ACTIVITY
Nothing in the records may be altered, and no picture may be included. Restate them in full.

++++ RECORDED INFORMATION ++++

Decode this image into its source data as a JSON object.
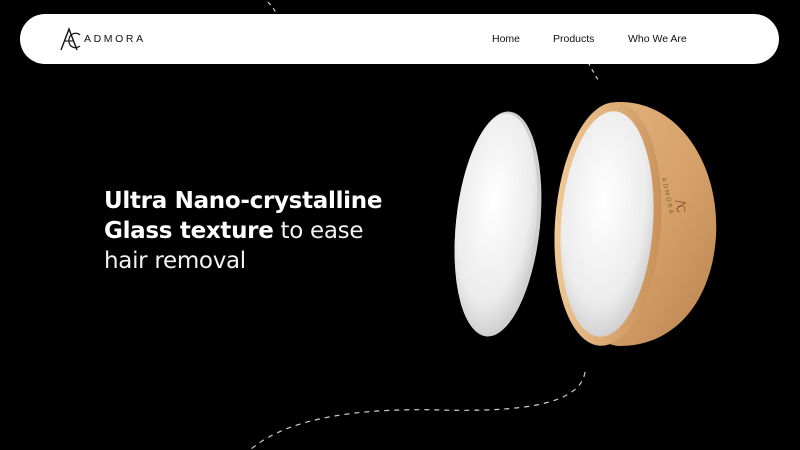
{
  "brand": {
    "name": "ADMORA",
    "logo_icon": "ac-monogram-icon"
  },
  "nav": {
    "items": [
      {
        "label": "Home"
      },
      {
        "label": "Products"
      },
      {
        "label": "Who We Are"
      }
    ]
  },
  "hero": {
    "line1_bold": "Ultra Nano-crystalline",
    "line2_bold": "Glass texture",
    "line2_light": " to ease",
    "line3_light": "hair removal"
  },
  "product_image": {
    "engraved_text": "ADMORA",
    "colors": {
      "wood": "#d9a873",
      "glass": "#f1f1f1"
    }
  },
  "colors": {
    "background": "#000000",
    "navbar": "#ffffff",
    "text_light": "#ffffff",
    "text_dark": "#111111"
  }
}
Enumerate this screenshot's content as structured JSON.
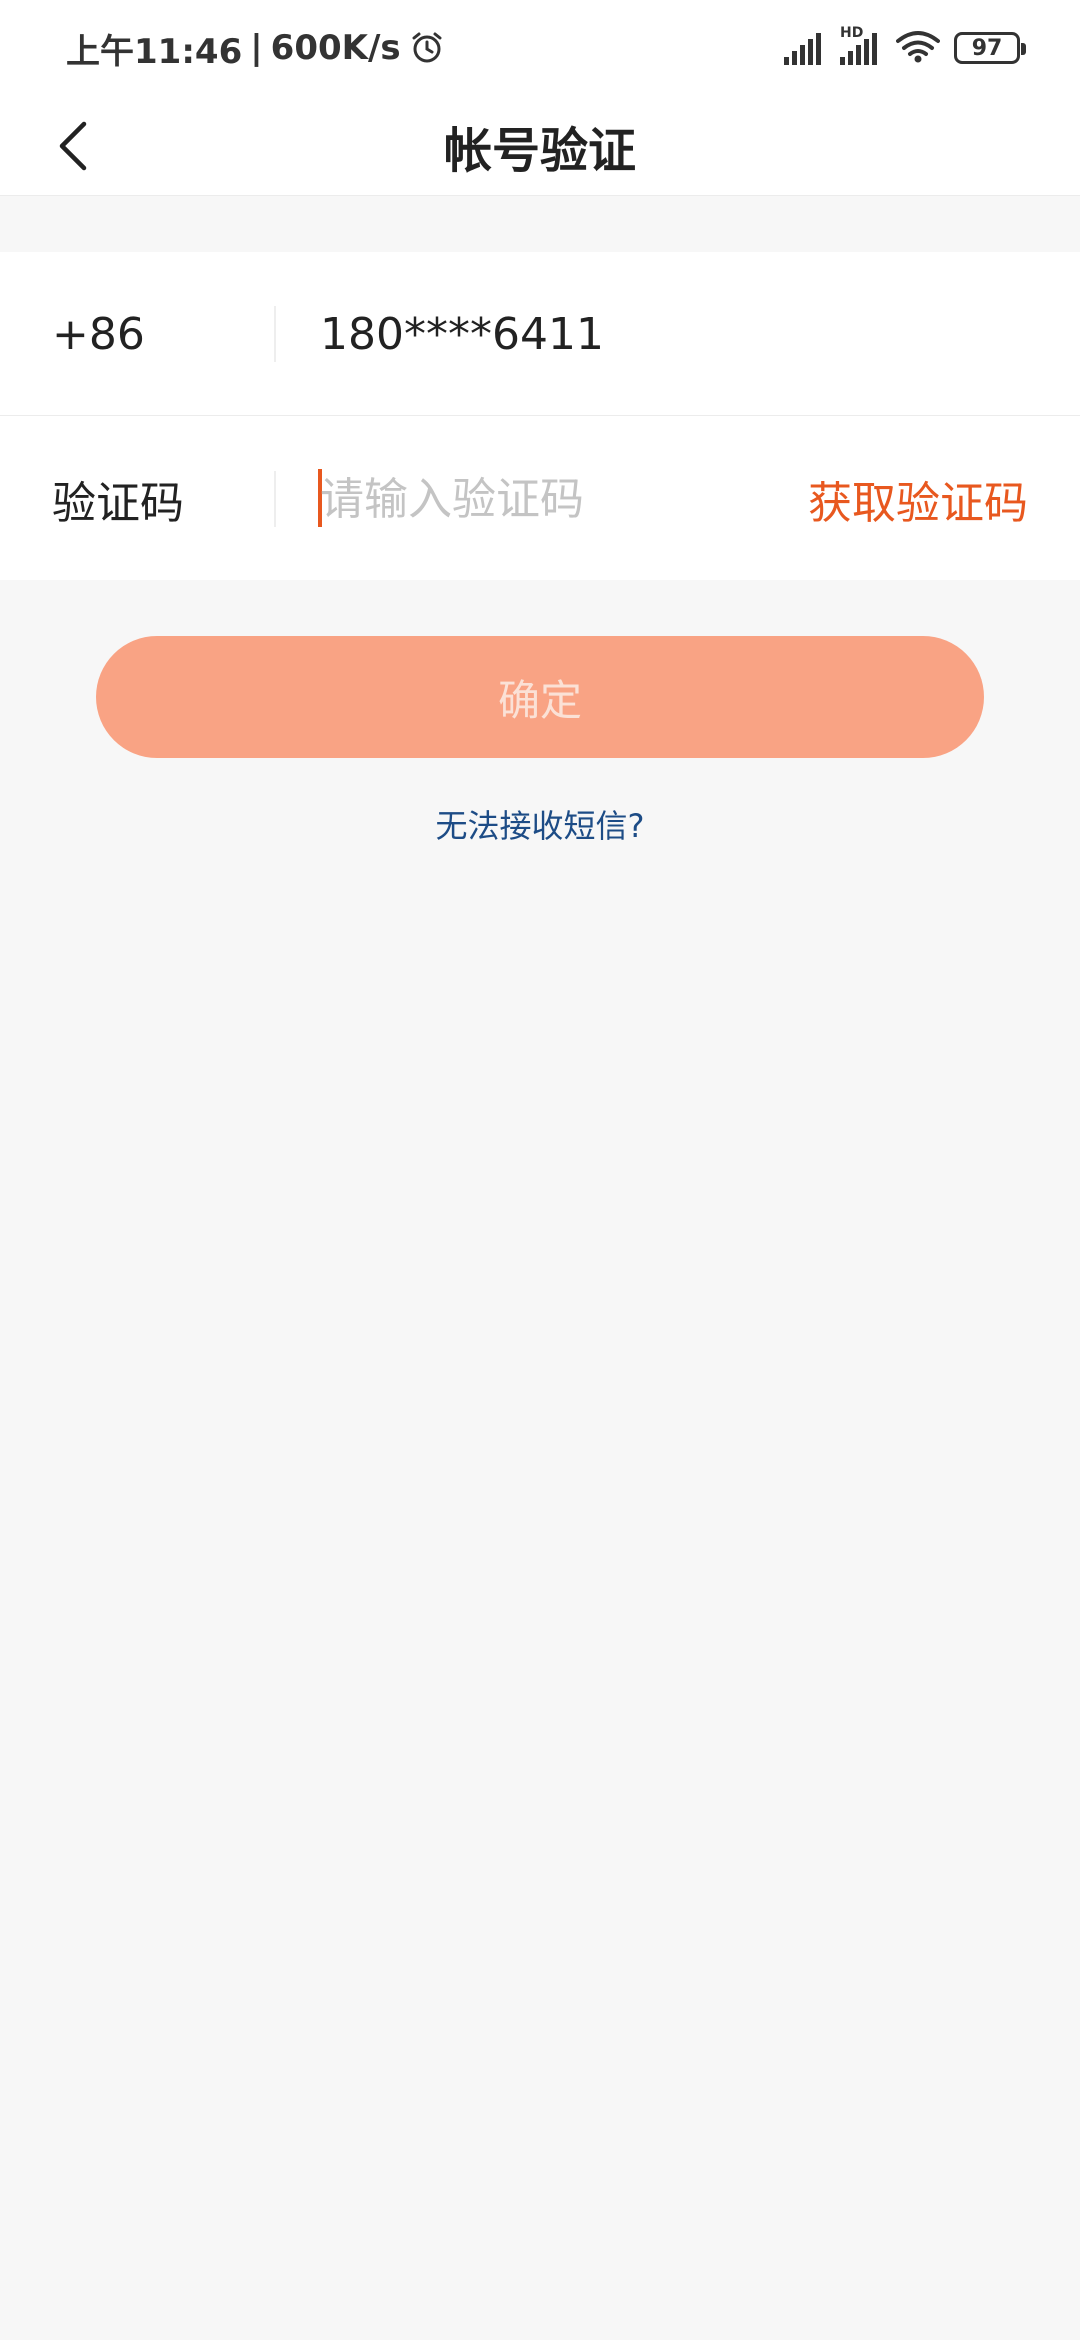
{
  "status_bar": {
    "time": "上午11:46",
    "separator": "|",
    "speed": "600K/s",
    "hd_label": "HD",
    "battery": "97"
  },
  "header": {
    "title": "帐号验证",
    "back_icon": "chevron-left-icon"
  },
  "form": {
    "phone": {
      "country_code": "+86",
      "number": "180****6411"
    },
    "code": {
      "label": "验证码",
      "placeholder": "请输入验证码",
      "value": "",
      "get_code_label": "获取验证码"
    }
  },
  "confirm_label": "确定",
  "help_link": "无法接收短信?",
  "colors": {
    "accent": "#e8581f",
    "button_bg": "#f9a384",
    "button_text": "#fbe1d6",
    "link": "#1d4c86",
    "page_bg": "#f7f7f7"
  }
}
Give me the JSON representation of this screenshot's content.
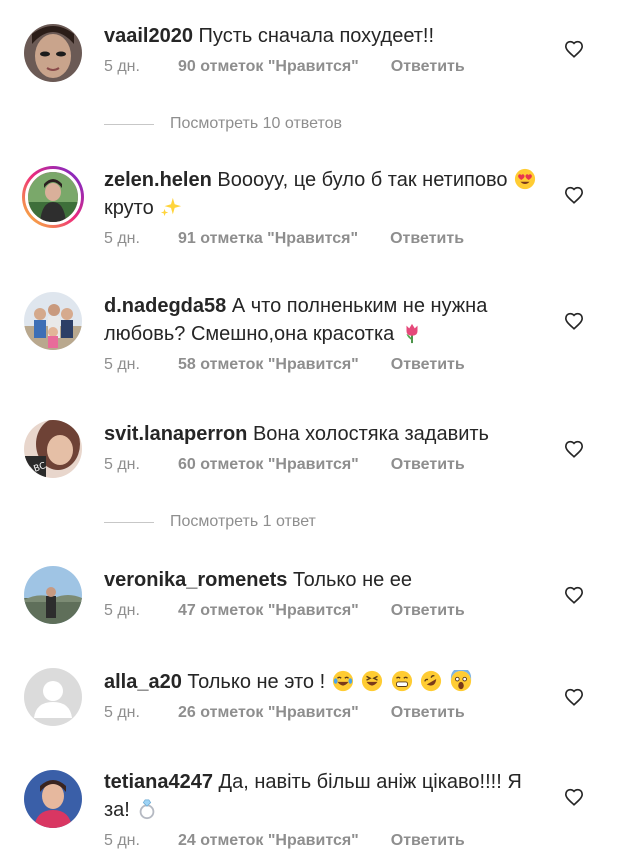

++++

EXPECTED ANSWER
Decode this image into its source data as a JSON object.
{
  "brand": {
    "name": "ADMORA",
    "logo_icon": "ac-monogram-icon"
  },
  "nav": {
    "items": [
      {
        "label": "Home"
      },
      {
        "label": "Products"
      },
      {
        "label": "Who We Are"
      }
    ]
  },
  "hero": {
    "line1_bold": "Ultra Nano-crystalline",
    "line2_bold": "Glass texture",
    "line2_light": " to ease",
    "line3_light": "hair removal"
  },
  "product_image": {
    "engraved_text": "ADMORA",
    "colors": {
      "wood": "#d9a873",
      "glass": "#f1f1f1"
    }
  },
  "colors": {
    "background": "#000000",
    "navbar": "#ffffff",
    "text_light": "#ffffff",
    "text_dark": "#111111"
  }
}
Enumerate this screenshot's content as structured JSON.
{
  "status_bar": {
    "time": "上午11:46",
    "separator": "|",
    "speed": "600K/s",
    "hd_label": "HD",
    "battery": "97"
  },
  "header": {
    "title": "帐号验证",
    "back_icon": "chevron-left-icon"
  },
  "form": {
    "phone": {
      "country_code": "+86",
      "number": "180****6411"
    },
    "code": {
      "label": "验证码",
      "placeholder": "请输入验证码",
      "value": "",
      "get_code_label": "获取验证码"
    }
  },
  "confirm_label": "确定",
  "help_link": "无法接收短信?",
  "colors": {
    "accent": "#e8581f",
    "button_bg": "#f9a384",
    "button_text": "#fbe1d6",
    "link": "#1d4c86",
    "page_bg": "#f7f7f7"
  }
}
Give me the JSON representation of this screenshot's content.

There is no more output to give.